Months of characteristic doggedness paid off last week for Rep. Jeff Flake (R-Ariz.) when he appeared to accomplish a feat his own leaders have struggled to match: backing a muscular Democratic majority into a corner, then getting it to fold.
Aiming to head off Flakes latest attempt to force an ethics committee investigation of the defunct lobbying firm PMA Group and its ties to senior Democrats, the majority on Wednesday overwhelmingly called for the ethics panel to disclose whether it is probing the matter.
Flake could have declared victory and moved on. Instead, the anti-earmark crusader, who has carved out a niche as an equal-opportunity antagonist on the issue of targeted spending provisions, said he is just getting started.
The endgame was never just to have the ethics committee investigate, Flake said. The endgame is to stop this practice of allowing individual Members to award no-bid contracts to their campaign contributors, and until that practice stops, weve got to move ahead.
With the appropriations season humming to life, Flake and his staff are combing through lists of earmark requests to identify projects he hopes to challenge on the House floor.
Last week, he sent a letter to the Committee on Standards of Official Conduct asking it to make clear that campaign contributions constitute a financial interest for lawmakers requesting earmarks. He said he will push the change through legislation if the panel is unreceptive.
And, with Rep. Ron Kind (D-Wis.), Flake is trying to drum up support for what would amount to a game-changer for earmarking: altogether banning projects for private companies.

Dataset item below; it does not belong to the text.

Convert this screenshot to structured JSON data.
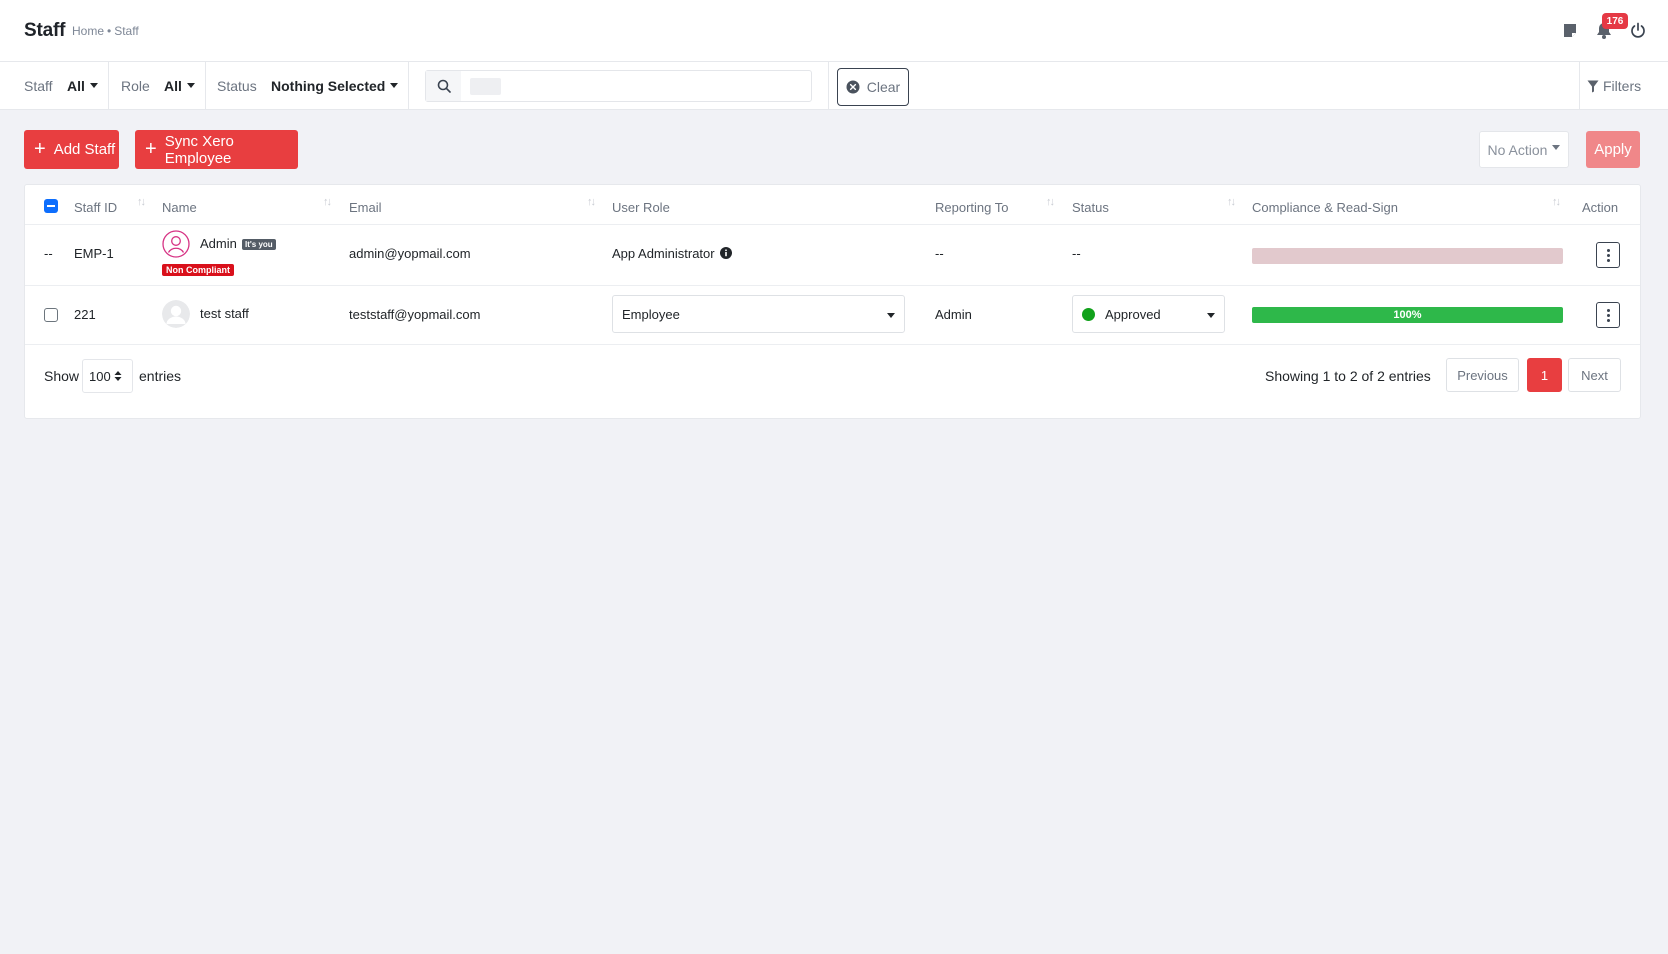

And as for the PMA scandal, the five-term Arizonan said the effect of the Democrats move last week remains to be seen. Flake joined Republican leaders in criticizing Democrats for simply referring their measure to the ethics committee instead of approving it outright and forcing the panel to disclose within 45 days whether it has taken action in the case.
Democrats acknowledged their move does not require the panel to act, but they argued it sent an unmistakable signal. The procedure may seem odd, but there is no doubt that the message was very clear, House Majority Leader Steny Hoyer (D-Md.) told reporters Thursday. And the message is: This is a serious matter raising serious questions and ought to be looked at.
Flake, for the time being, appears willing to take Hoyer at his word. He consulted with Hoyer twice over the past several months to discuss the issue and described him as seeming at least sympathetic to what Im doing.
In the wake of the Democratic gambit last week, Flake pulled his ninth attempt at forcing an investigation. But he said he is not yet sure how long he will hold his fire.
Well see, he said. If the ethics committee does not act pretty soon, or if he hears Democratic leaders backtracking on their call for action, he said he would consider offering the Democrats own resolution himself, without the 45-day grace period.
Assisting his effort is the fact that the scandal itself has now built up a head of steam. Flake launched his push in late February after the revelations that PMA and a Pennsylvania contractor backed by Rep. John Murtha (D-Pa.) were raided by federal investigators. The lawmaker pealed off a steadily increasing number of Democrats as the scandal continued to make headlines. The most explosive yet came over the Memorial Day recess when Rep. Peter Visclosky (D-Ind.), a close Murtha ally, acknowledged that his offices and some staffers had been subpoenaed as part of a federal grand jury probe of the firm and its ties to lawmakers.
Roll Call has launched a new feature, Hill Navigator, to advise congressional staffers and would-be staffers on how to manage workplace issues on Capitol Hill. Please send us your questions anything from office etiquette, to handling awkward moments, to what happens when the work life gets too personal. Submissions will be treated anonymously.